The Mexican-American war was controversial at the time and remained so for years to come. Ulysses S. Grant, who served in the war and later became president of the United States, called the war “one of the most unjust ever waged by a stronger nation against a weaker nation.” Even though America benefited greatly from the outcome of the war, the cost was high in blood and treasure. The ideal of Manifest Destiny had been fulfilled as nearly 300,000 Americans would take the arduous journey to settle the west coast by the start of the Civil War.
- Chambers, John Whiteclay II. The Oxford Companion to American Military History. Oxford University Press. 1999.

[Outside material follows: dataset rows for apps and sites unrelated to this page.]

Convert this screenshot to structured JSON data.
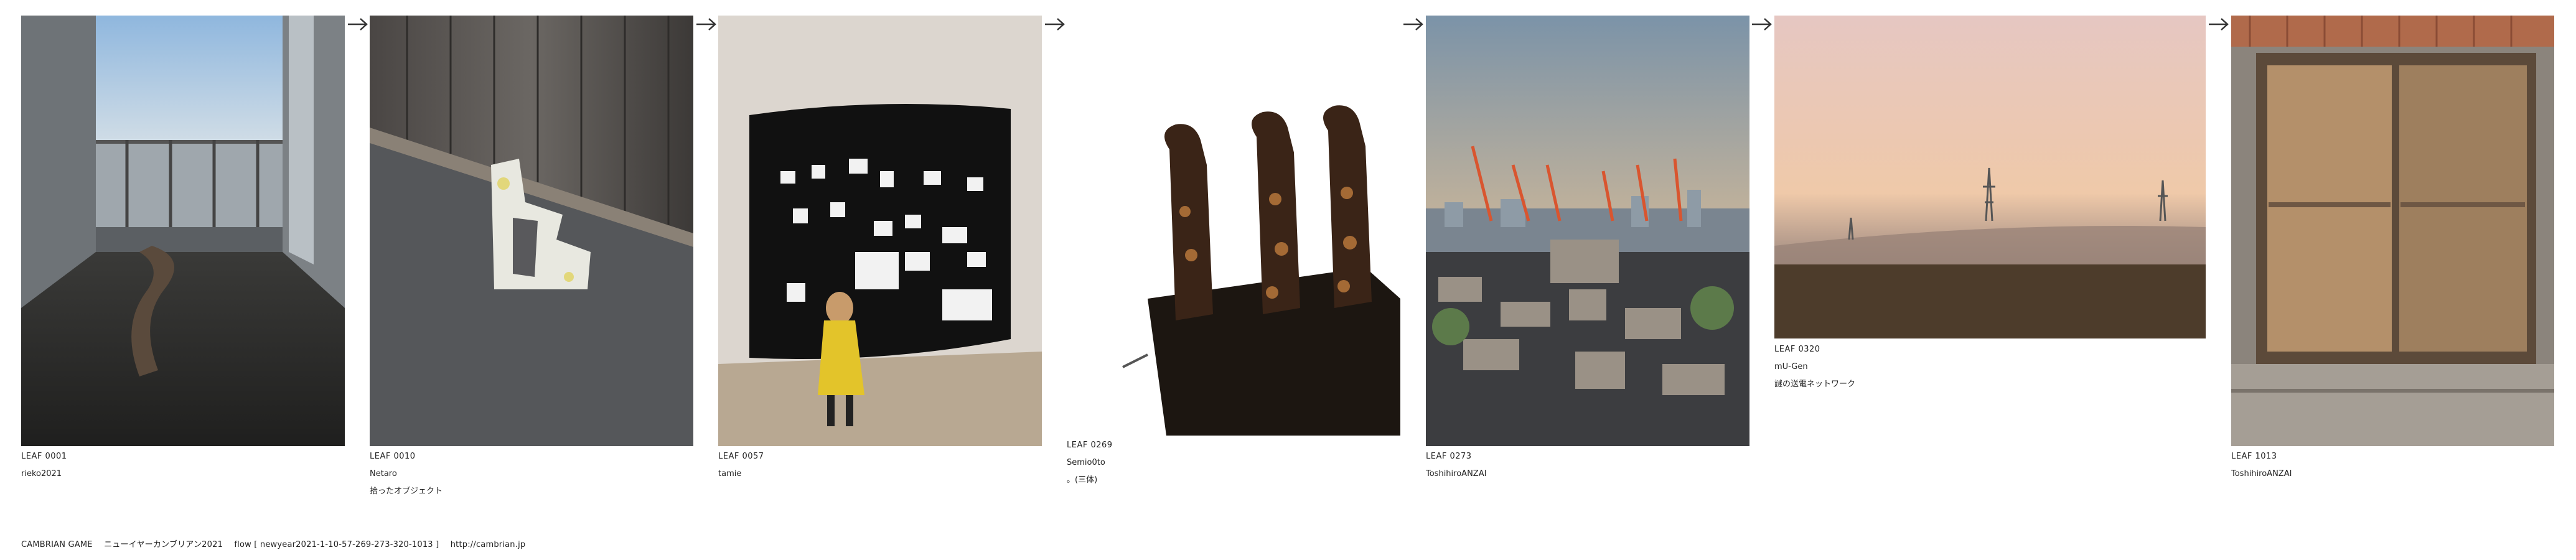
{
  "leaves": [
    {
      "id": "LEAF 0001",
      "author": "rieko2021",
      "title": ""
    },
    {
      "id": "LEAF 0010",
      "author": "Netaro",
      "title": "拾ったオブジェクト"
    },
    {
      "id": "LEAF 0057",
      "author": "tamie",
      "title": ""
    },
    {
      "id": "LEAF 0269",
      "author": "Semio0to",
      "title": "。(三体)"
    },
    {
      "id": "LEAF 0273",
      "author": "ToshihiroANZAI",
      "title": ""
    },
    {
      "id": "LEAF 0320",
      "author": "mU-Gen",
      "title": "謎の送電ネットワーク"
    },
    {
      "id": "LEAF 1013",
      "author": "ToshihiroANZAI",
      "title": ""
    }
  ],
  "arrow_icon": "arrow-right-icon",
  "footer": {
    "game": "CAMBRIAN GAME",
    "event": "ニューイヤーカンブリアン2021",
    "flow": "flow [ newyear2021-1-10-57-269-273-320-1013 ]",
    "url": "http://cambrian.jp"
  }
}
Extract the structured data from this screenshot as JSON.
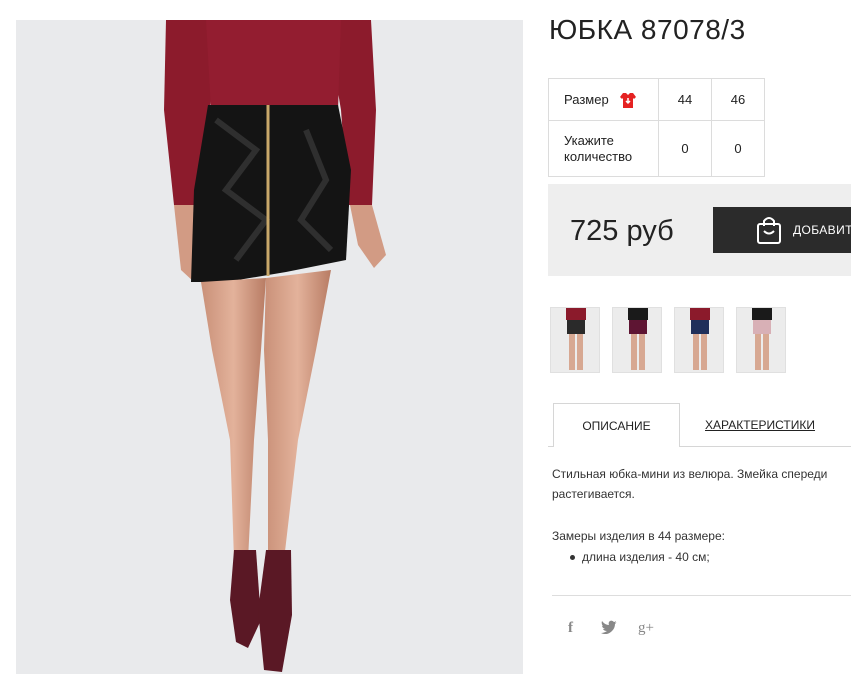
{
  "product": {
    "title": "ЮБКА 87078/3"
  },
  "sizes": {
    "size_label": "Размер",
    "qty_label": "Укажите количество",
    "columns": [
      "44",
      "46"
    ],
    "quantities": [
      "0",
      "0"
    ],
    "icon": "size-chart-icon",
    "icon_color": "#e52222"
  },
  "purchase": {
    "price": "725 руб",
    "add_button_label": "ДОБАВИТЬ",
    "button_icon": "shopping-bag-icon"
  },
  "thumbnails": [
    {
      "skirt_color": "#2a2a2a",
      "top_color": "#8b1a2b"
    },
    {
      "skirt_color": "#5e1533",
      "top_color": "#1a1a1a"
    },
    {
      "skirt_color": "#1f2f5a",
      "top_color": "#8b1a2b"
    },
    {
      "skirt_color": "#d8b0b6",
      "top_color": "#1a1a1a"
    }
  ],
  "tabs": {
    "description": "ОПИСАНИЕ",
    "characteristics": "ХАРАКТЕРИСТИКИ"
  },
  "description": {
    "text": "Стильная юбка-мини из велюра. Змейка спереди растегивается.",
    "measurements_title": "Замеры изделия в 44 размере:",
    "measurements": [
      "длина изделия - 40 см;"
    ]
  },
  "social": {
    "facebook": "f",
    "twitter": "twitter-icon",
    "google_plus": "g+"
  }
}
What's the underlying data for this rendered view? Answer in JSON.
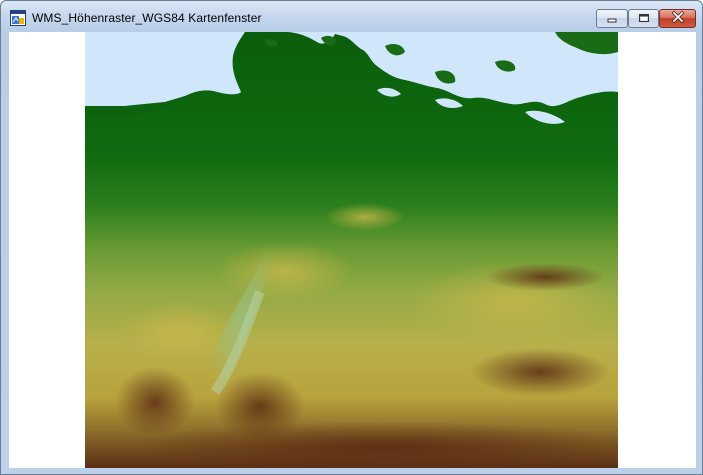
{
  "window": {
    "title": "WMS_Höhenraster_WGS84 Kartenfenster",
    "icon": "map-window-icon"
  },
  "controls": {
    "minimize_icon": "minimize-icon",
    "maximize_icon": "maximize-icon",
    "close_icon": "close-icon"
  },
  "map": {
    "layer": "elevation-raster",
    "colors": {
      "water": "#cfe6fb",
      "lowland": "#0e6b10",
      "midland": "#86a83a",
      "upland": "#c8b43e",
      "highland": "#6f3a1b",
      "background": "#ffffff"
    }
  }
}
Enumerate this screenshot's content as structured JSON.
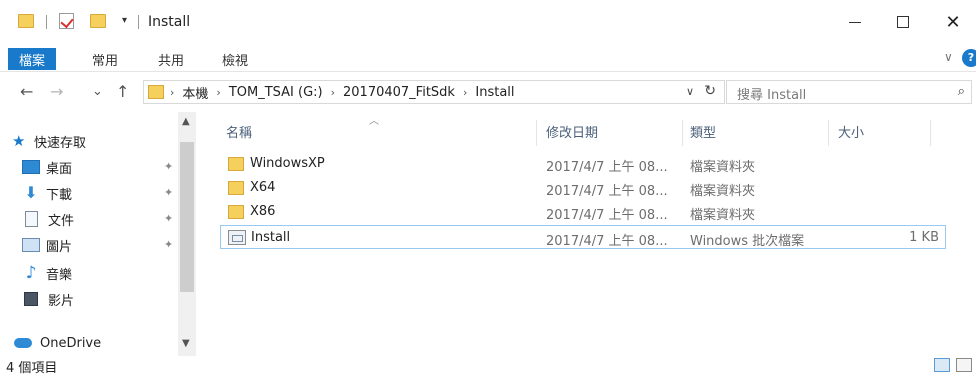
{
  "window": {
    "title": "Install",
    "qa_dropdown_glyph": "▾",
    "minimize_label": "",
    "close_glyph": "✕"
  },
  "ribbon": {
    "tabs": [
      "檔案",
      "常用",
      "共用",
      "檢視"
    ],
    "collapse_glyph": "∨",
    "help_glyph": "?",
    "accent_color": "#1979ca"
  },
  "nav": {
    "back_glyph": "←",
    "forward_glyph": "→",
    "recent_glyph": "⌄",
    "up_glyph": "↑"
  },
  "address": {
    "crumbs": [
      "本機",
      "TOM_TSAI (G:)",
      "20170407_FitSdk",
      "Install"
    ],
    "separator": "›",
    "dropdown_glyph": "∨",
    "refresh_glyph": "↻"
  },
  "search": {
    "placeholder": "搜尋 Install",
    "icon_glyph": "⌕"
  },
  "sidebar": {
    "items": [
      {
        "label": "快速存取",
        "icon": "star-icon",
        "pinned": false
      },
      {
        "label": "桌面",
        "icon": "desktop-icon",
        "pinned": true
      },
      {
        "label": "下載",
        "icon": "download-icon",
        "pinned": true
      },
      {
        "label": "文件",
        "icon": "document-icon",
        "pinned": true
      },
      {
        "label": "圖片",
        "icon": "pictures-icon",
        "pinned": true
      },
      {
        "label": "音樂",
        "icon": "music-icon",
        "pinned": false
      },
      {
        "label": "影片",
        "icon": "video-icon",
        "pinned": false
      },
      {
        "label": "OneDrive",
        "icon": "cloud-icon",
        "pinned": false
      }
    ],
    "pin_glyph": "📌"
  },
  "columns": {
    "name": "名稱",
    "date": "修改日期",
    "type": "類型",
    "size": "大小"
  },
  "files": [
    {
      "name": "WindowsXP",
      "date": "2017/4/7 上午 08...",
      "type": "檔案資料夾",
      "size": "",
      "kind": "folder"
    },
    {
      "name": "X64",
      "date": "2017/4/7 上午 08...",
      "type": "檔案資料夾",
      "size": "",
      "kind": "folder"
    },
    {
      "name": "X86",
      "date": "2017/4/7 上午 08...",
      "type": "檔案資料夾",
      "size": "",
      "kind": "folder"
    },
    {
      "name": "Install",
      "date": "2017/4/7 上午 08...",
      "type": "Windows 批次檔案",
      "size": "1 KB",
      "kind": "batch"
    }
  ],
  "status": {
    "item_count": "4 個項目"
  }
}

- Eisenhower, John S.D. So Far from God: The U.S. War with Mexico 1846-1848. University of Oklahoma Press. 2000.
- Henderson, Timothy J. A Glorious Defeat: Mexico and its War with the United States. Hill and Wang. 2007.
- Tindall, George Brown and David Emory Shi. America: A Narrative History. Seventh Edition. W.W. Norton & Company. 2007.
- West, Doug. The Mexican-American War: A Short History, America’s Fulfillment of Manifest Destiny. C&D Publications. 2020.
- West, Doug. James K. Polk: A Short Biography: Eleventh President of the United States. C&D Publications. 2019.
© 2020 Doug West
Doug West (author) from Missouri on January 21, 2020:
Thanks for the comment. For a war most people have never heard of, it really changed the United States.
Tim Truzy from U.S.A. on January 21, 2020:
Splendid and well written, Doug. I truly liked the way you told the story of this war. This was a pleasant read.